■ Task instructions
Your answer should be every line from the records that contains "java".

[Web page and app entries]
----------------------------------------
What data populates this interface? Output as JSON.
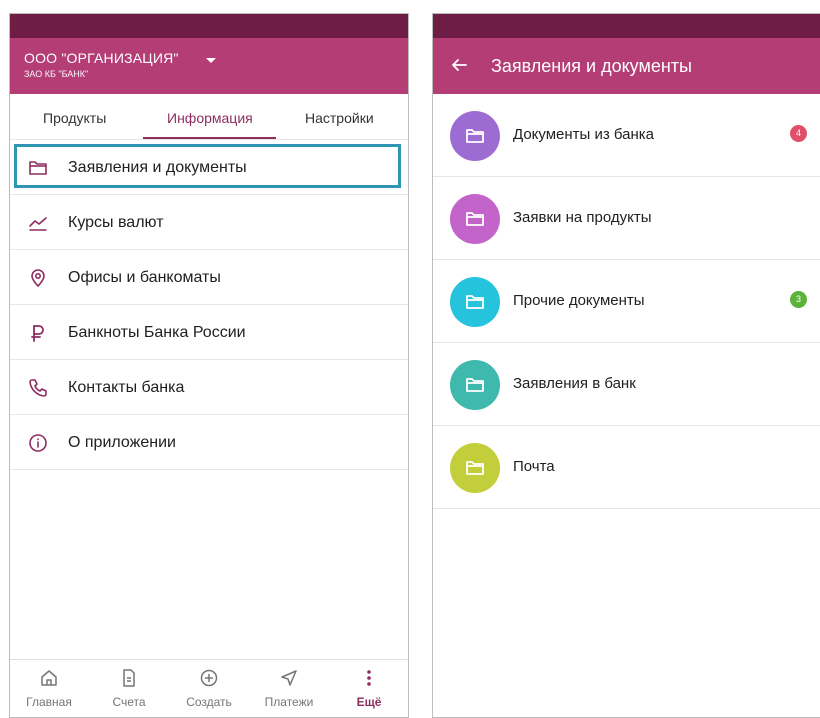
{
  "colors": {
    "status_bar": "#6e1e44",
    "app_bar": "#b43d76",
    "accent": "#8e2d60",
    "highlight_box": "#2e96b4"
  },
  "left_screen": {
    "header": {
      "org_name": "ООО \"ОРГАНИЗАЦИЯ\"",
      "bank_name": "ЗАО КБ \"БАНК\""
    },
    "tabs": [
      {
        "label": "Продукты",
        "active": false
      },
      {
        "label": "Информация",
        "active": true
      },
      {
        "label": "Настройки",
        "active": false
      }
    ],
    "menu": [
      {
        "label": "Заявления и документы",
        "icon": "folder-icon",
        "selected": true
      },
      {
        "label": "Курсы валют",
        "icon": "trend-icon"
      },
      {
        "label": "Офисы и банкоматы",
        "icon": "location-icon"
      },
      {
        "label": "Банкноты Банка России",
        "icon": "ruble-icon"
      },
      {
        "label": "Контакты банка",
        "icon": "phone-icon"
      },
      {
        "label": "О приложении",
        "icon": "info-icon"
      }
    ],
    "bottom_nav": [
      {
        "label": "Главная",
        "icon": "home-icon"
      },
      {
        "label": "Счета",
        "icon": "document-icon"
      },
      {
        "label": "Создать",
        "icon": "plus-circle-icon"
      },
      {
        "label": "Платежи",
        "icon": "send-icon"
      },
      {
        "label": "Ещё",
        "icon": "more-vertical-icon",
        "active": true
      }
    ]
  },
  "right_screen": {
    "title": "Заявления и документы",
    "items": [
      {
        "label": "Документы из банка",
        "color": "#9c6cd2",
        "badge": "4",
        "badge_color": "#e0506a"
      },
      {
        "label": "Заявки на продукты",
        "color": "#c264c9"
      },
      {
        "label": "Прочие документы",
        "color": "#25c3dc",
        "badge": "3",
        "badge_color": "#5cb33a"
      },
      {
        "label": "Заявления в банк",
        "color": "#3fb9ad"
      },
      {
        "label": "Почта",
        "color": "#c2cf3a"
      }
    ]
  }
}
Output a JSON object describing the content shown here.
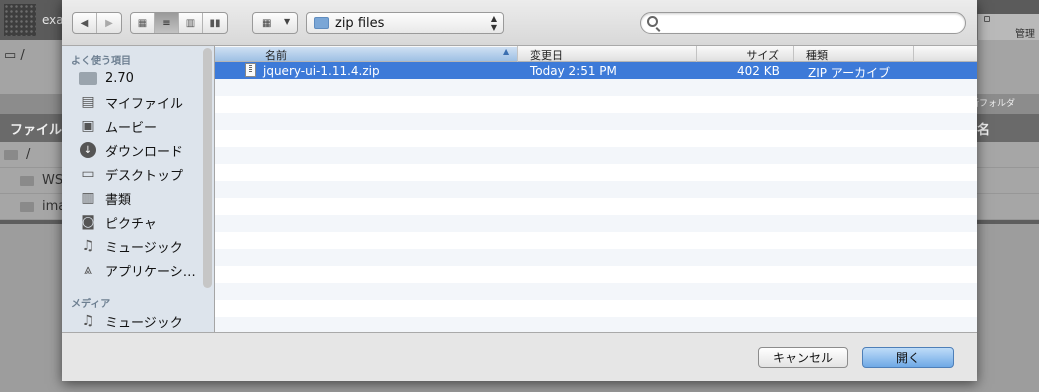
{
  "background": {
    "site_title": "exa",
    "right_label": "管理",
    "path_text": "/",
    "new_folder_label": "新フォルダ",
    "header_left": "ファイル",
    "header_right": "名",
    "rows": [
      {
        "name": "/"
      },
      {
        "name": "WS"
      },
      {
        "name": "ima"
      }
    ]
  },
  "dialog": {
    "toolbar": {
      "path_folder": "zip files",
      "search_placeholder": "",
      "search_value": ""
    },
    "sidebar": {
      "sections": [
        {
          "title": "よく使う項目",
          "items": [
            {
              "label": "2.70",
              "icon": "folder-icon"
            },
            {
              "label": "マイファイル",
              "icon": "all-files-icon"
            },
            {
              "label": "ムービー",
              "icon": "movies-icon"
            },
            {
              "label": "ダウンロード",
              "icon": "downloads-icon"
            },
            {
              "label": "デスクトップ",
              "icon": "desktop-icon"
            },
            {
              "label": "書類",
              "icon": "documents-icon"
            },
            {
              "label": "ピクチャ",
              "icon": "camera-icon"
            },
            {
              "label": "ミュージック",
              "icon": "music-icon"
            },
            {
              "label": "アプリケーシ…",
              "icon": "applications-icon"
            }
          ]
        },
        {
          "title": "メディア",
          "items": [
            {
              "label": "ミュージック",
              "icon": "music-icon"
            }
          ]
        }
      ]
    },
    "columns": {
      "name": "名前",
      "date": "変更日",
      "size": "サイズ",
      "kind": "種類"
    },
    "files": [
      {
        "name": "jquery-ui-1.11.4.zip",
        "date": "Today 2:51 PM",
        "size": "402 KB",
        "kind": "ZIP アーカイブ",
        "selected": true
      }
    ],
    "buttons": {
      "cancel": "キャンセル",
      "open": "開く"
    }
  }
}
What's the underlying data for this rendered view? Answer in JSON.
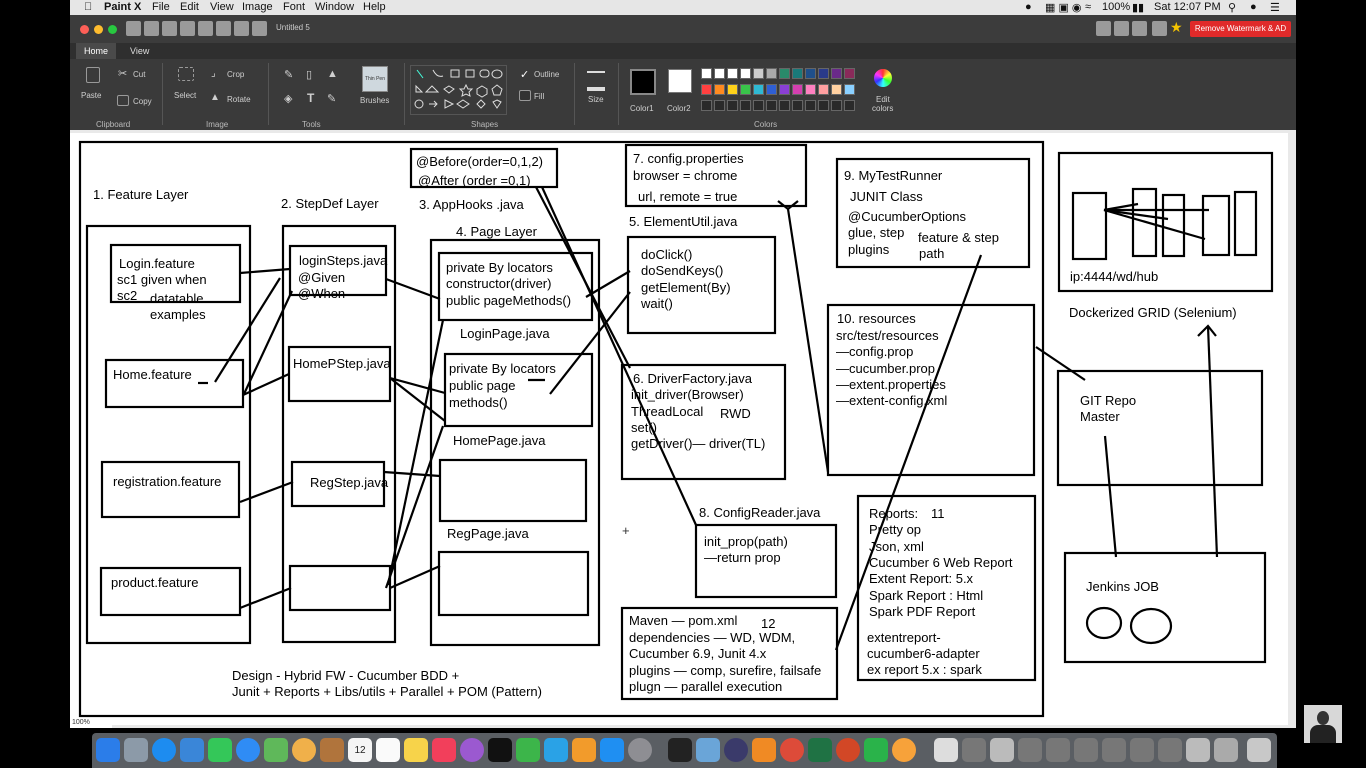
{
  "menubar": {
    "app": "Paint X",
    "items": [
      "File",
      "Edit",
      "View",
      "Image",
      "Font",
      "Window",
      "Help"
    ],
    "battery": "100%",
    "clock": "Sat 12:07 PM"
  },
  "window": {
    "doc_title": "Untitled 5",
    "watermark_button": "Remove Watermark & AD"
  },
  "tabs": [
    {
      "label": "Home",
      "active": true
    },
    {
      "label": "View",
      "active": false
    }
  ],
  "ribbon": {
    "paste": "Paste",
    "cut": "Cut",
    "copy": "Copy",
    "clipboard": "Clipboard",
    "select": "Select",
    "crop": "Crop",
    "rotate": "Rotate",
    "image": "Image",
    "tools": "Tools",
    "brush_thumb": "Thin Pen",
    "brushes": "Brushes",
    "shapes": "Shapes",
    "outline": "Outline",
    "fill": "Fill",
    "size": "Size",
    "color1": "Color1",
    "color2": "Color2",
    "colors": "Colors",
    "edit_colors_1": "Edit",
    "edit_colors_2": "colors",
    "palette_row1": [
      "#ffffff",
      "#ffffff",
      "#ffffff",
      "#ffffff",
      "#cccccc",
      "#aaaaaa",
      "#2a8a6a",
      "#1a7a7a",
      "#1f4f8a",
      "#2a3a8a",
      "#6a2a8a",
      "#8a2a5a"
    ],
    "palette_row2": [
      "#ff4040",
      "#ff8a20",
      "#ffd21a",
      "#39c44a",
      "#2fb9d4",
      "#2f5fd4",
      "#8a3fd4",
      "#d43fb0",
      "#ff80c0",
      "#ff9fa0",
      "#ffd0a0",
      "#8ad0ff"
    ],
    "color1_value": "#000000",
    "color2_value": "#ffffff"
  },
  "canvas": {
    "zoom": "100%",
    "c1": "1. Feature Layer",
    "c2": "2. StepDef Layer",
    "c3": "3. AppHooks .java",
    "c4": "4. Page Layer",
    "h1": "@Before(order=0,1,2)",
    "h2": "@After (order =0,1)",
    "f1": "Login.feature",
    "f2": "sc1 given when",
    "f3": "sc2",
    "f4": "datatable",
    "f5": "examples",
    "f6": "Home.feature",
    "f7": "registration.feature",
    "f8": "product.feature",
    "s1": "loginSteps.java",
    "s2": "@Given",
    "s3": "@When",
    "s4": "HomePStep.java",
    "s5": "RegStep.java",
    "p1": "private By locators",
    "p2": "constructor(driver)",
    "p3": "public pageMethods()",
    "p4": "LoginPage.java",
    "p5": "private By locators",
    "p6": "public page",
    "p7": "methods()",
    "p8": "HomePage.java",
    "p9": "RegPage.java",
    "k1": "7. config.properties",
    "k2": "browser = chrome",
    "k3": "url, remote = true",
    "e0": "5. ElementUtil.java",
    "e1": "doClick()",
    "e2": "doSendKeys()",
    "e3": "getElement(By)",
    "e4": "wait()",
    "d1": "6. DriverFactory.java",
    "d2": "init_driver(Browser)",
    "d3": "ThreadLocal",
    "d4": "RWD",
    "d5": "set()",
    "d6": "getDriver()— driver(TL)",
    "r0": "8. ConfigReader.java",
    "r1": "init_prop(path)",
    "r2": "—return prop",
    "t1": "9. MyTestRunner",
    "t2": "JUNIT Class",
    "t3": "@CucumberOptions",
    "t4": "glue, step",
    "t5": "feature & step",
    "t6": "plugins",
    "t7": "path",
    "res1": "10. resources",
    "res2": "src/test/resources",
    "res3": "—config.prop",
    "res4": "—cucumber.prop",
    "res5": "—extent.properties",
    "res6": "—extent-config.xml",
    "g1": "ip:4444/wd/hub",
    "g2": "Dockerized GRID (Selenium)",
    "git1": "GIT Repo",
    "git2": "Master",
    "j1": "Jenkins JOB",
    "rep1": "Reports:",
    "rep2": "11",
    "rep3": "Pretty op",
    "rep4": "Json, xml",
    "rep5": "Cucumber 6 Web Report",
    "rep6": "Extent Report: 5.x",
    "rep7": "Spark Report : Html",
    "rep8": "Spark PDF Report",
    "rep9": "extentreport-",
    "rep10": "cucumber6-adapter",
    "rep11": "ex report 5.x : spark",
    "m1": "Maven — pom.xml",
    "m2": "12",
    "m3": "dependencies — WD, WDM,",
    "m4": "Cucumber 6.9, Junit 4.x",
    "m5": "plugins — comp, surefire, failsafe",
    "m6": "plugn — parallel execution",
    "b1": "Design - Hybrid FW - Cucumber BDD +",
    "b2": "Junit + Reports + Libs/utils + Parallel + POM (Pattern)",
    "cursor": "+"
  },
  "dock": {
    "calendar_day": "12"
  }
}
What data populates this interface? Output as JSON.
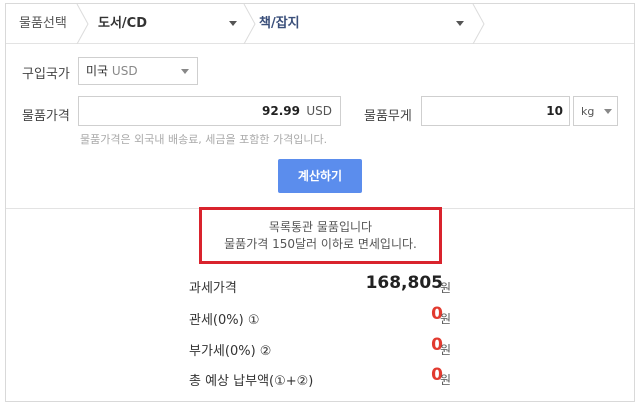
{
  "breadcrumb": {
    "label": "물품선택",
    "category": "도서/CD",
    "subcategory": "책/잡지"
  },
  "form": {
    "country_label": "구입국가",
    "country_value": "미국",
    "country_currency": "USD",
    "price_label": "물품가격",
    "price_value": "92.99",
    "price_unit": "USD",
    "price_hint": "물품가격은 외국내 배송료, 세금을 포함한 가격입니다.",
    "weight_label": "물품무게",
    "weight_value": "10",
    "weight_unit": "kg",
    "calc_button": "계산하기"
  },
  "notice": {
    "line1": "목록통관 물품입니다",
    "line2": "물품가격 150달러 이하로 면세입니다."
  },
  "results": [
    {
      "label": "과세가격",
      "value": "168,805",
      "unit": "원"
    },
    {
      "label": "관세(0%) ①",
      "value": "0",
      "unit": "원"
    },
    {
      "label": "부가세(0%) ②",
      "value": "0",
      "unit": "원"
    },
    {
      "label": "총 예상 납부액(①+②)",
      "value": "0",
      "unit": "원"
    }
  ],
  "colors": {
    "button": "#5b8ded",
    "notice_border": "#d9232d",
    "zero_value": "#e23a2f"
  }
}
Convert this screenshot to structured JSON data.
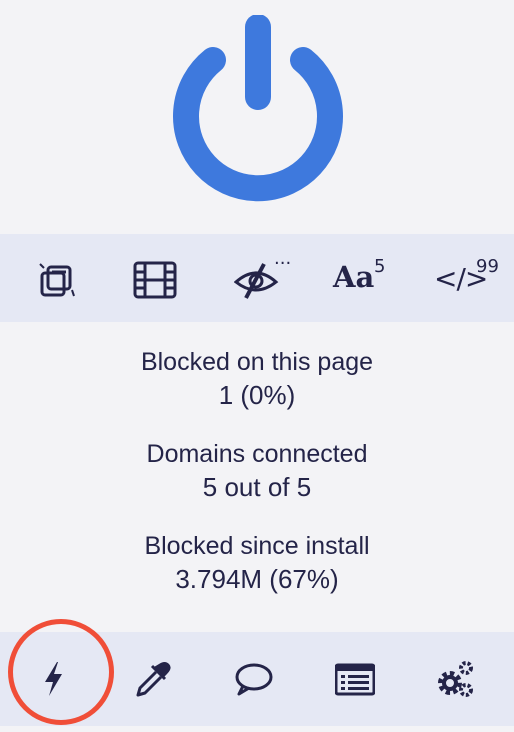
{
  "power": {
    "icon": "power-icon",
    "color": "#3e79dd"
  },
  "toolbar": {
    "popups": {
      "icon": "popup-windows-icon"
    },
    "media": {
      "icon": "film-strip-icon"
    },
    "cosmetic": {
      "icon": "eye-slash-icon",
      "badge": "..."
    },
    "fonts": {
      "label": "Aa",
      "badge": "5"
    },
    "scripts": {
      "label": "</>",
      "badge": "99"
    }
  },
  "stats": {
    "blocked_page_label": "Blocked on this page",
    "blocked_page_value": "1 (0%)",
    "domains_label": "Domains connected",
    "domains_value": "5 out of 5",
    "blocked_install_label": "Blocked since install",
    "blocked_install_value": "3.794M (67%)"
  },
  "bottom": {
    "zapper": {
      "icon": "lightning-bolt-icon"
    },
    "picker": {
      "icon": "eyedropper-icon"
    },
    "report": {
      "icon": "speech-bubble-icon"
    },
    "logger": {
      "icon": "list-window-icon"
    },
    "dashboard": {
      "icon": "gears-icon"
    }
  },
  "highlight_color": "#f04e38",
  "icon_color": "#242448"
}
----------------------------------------
■ Answer to the exercise
    "c3": "3. AppHooks .java",
    "s1": "loginSteps.java",
    "s4": "HomePStep.java",
    "s5": "RegStep.java",
    "p4": "LoginPage.java",
    "p8": "HomePage.java",
    "p9": "RegPage.java",
    "e0": "5. ElementUtil.java",
    "d1": "6. DriverFactory.java",
    "r0": "8. ConfigReader.java",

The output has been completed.